2018 is quickly approaching: Top 4 health IT trends
It’s that time of year again! If you’re anything like me, you’re juggling holiday shopping and celebrations with work, family and friends. Whether in your personal life or at the office, you may also be reflecting on how fast the year has gone by and what’s changed – and anticipating what’s to come in the year ahead.
In the health IT world, there’s some pretty exciting happenings in store for 2018. Ready or not, here are the top 4 health IT trends to watch out for:
1. Data, data and more data. Healthcare data is growing faster than any other industry, especially as new technology arises. Digital mobile engagement is increasing as patients report more data through mobile and other personal devices and are interested in capturing that information. Providers are then able to access the patient information to use in their care plans. The good news for 2018 is more patients, providers and organizations will be using this data for even more improvements. For example, by 2019, more than 50 percent of life science and healthcare companies will be accessing, sharing and analyzing real-world data to better inform providers and patients on care. It will also be prioritized to help combat the opioid epidemic.

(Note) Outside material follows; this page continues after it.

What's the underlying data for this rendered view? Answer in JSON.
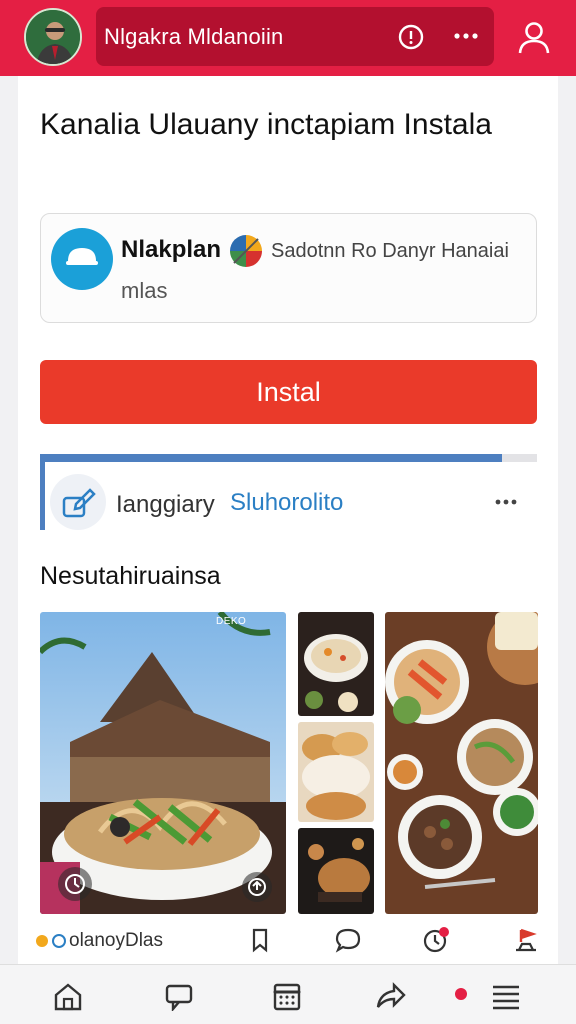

2. The evolution of the Internet of Things (IoT). IoT has brought many benefits to healthcare for improving patient health and safety. We’re at the cusp of IoT-enabled asset tracking and inventory management being used by hospitals to aggregate and integrate data. This holds the promise of increased operational efficiencies and staff satisfaction. Yet, at the same time IoT also brings its challenges as more connectivity to medical devices allows greater opportunity for security to be compromised. As it is, IDC’s WorldWide Healthcare IT 2017 Predictions cites ransomware attacks on healthcare organizations to double by 2018. Keep an eye out as IoT evolves in the next year.
3. Robotics and AI continue to flourish. The healthcare industry has started using robotics and other artificial intelligence to automate and improve existing processes, typically more on the supply chain side. So much that by 2021, 20 percent of healthcare and 40 percent of life sciences will have achieved 15-20 percent productivity improvement through AI technology. But this is just the beginning as new technology emerges, we’ll soon see increased adoption for clinical uses tied to improved productivity and patient safety.
4. Healthcare services from anywhere. Growing in popularity and affordability, digital healthcare services – like telehealth and patient engagement technologies – will continue to provide more patients with convenient access to care. The consumer patient is only becoming more expectant on the type of care they’re given and things we’ve talked about above, such as IoT with medical devices and AI, will help support this personalized way of care for years to come.
What’s top of mind for you as we go into the new year?